Rich Gedman is next, and his excuse is that he’s a catcher. You’re going to see more catchers. Gedman had a -7 wRC+ in 100 PAs. And he returned the next season for the Cards, 65 wRC+. Dal Maxville is the 4th and we’re in positive wRC+ territory here. Maxvill was in his fourth season and the previous three had also gone poorly, but at 27, he became a starter and his defense carried him to a basically average player. When he managed to not completely crater with the bat.

2007 Kelly Stinnett and 1989 Tom Pagnozzi had wRC+ of 5 and 6. I have no memory of Wilson Delgado, who was 30 and batted .169 in 2003, and the Cardinals managed to sell him to the Angels, where he batted for a 110 wRC+ in the last month of the year. 2015 Pete Kozma got 111 PAs of 8 wRC+ hitting. In 1965 Carl Warwick hit for an 8 wRC+. He didn’t even get a hit in 17 PAs with the team the Cardinals gave him to midseason.

The Cardinals actually traded for Jose Oliva in August and he hit so poorly to finish out the year that he never got another MLB shot. He was 24 too. Craig Wilson, no not that Craig Wilson and not to be confused with Jack Wilson, who was actually in the Cards’ system to start his career. This Craig Wilson managed two extra base hits and a .171 average.

Gerald Perry was in his fifth season as a Cardinal and last as an MLB player when he had his season. Man I do not understand how rosters were used back in the day, this guy was basically a pinch hitter and nothing else. For four straight years!
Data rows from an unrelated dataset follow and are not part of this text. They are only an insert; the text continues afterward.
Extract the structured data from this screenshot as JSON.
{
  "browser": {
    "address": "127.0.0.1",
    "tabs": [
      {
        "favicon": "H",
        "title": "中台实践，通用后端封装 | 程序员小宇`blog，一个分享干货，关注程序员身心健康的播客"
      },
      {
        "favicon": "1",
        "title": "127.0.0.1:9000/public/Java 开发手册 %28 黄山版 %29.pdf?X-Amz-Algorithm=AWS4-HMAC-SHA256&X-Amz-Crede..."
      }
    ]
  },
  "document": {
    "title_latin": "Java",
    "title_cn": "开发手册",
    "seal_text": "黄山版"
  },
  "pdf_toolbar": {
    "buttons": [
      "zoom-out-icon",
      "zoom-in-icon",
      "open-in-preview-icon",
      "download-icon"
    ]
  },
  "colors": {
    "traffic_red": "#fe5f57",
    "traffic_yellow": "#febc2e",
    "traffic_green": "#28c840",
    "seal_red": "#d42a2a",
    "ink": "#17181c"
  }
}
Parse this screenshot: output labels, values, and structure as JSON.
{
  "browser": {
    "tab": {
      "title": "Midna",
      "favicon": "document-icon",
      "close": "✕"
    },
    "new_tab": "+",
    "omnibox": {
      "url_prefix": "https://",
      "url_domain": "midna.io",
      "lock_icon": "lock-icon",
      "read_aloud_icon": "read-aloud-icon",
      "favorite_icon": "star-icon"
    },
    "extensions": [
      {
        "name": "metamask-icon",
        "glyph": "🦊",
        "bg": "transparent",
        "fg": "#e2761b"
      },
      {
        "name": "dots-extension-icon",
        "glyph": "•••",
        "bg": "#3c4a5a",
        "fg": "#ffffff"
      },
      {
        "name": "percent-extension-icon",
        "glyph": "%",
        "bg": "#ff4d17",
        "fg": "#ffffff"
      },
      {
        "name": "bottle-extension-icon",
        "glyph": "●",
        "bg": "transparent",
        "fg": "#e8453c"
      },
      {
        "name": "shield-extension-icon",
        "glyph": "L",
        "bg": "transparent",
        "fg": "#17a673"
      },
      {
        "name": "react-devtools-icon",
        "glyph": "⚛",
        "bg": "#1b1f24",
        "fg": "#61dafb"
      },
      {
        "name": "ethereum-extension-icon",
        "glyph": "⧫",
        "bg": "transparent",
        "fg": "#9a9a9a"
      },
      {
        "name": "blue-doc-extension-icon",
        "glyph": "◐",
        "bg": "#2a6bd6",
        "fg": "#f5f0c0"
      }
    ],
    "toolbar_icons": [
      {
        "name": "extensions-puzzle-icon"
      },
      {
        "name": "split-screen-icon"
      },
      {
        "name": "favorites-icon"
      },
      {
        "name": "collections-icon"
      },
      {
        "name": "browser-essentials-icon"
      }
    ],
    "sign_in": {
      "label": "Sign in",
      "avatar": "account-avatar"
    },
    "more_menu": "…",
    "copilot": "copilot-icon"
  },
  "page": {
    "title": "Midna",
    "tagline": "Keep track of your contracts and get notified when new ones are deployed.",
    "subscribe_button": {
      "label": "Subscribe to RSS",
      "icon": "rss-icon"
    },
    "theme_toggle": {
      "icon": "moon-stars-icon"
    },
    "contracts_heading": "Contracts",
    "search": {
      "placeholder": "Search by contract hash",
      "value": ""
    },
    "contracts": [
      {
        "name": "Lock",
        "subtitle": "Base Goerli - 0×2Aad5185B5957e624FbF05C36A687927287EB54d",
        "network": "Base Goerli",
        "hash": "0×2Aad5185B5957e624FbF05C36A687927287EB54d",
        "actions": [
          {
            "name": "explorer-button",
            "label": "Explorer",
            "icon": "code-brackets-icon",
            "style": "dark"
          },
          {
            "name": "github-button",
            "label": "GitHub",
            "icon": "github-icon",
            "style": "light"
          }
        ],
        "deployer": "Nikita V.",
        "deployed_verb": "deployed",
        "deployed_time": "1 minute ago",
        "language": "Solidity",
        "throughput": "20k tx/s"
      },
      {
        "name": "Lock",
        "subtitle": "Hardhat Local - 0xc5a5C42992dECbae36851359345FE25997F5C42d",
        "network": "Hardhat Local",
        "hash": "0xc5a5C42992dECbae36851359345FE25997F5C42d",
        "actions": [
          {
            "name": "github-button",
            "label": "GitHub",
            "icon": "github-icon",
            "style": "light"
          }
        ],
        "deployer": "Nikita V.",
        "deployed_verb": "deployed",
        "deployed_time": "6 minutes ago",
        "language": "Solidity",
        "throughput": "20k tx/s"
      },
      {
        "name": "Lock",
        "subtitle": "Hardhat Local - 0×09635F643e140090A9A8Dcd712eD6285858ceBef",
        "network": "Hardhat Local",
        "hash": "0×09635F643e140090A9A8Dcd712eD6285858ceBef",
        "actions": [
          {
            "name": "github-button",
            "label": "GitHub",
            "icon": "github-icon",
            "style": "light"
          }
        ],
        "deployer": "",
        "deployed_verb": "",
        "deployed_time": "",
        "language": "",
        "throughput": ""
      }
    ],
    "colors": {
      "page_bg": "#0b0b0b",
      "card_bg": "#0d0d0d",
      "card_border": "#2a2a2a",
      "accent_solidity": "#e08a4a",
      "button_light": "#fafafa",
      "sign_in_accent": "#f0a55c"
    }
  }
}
In 1993, he received 116 PAs in just 96 games. He had a 158 OPS+. He had a 153 OPS+ the next year. He had a 17 wRC+ the next year. Baseball, huh? Three years removed from an All-Star appearance with a 65 OPS+ on a bad Cubs team, Steve Swisher had a 20 wRC+ in 80 PAs.

But the real winner of this contest is and probably forever will be Bob Lillis. He must have been perceived to be some defender. It’s not really borne out in the admittedly unreliable defensive stats we have now. But he was a career 53 wRC+ hitter and got 2,491 PAs in his career. He was worth -5.5 fWAR. Amusingly enough Lillis arrived to the Cardinals via trade... with another member of this list Carl Warwick. Warwick’s bad season was a few years later, or that might have been the worst trade of all time.

Lillis was actually 31 by the time the Cards got him, and he actually received the bulk of his plate appearances after the Cardinals. What a weird career. He came to the plate 245 times, batted just .217 with four doubles, seven walks (two intentional!!!), and two hit by pitches. He was then drafted in the expansion draft by the Houston Colt .45s, which is where he stayed for the next five seasons, with his career ending with a release at 37-years-old.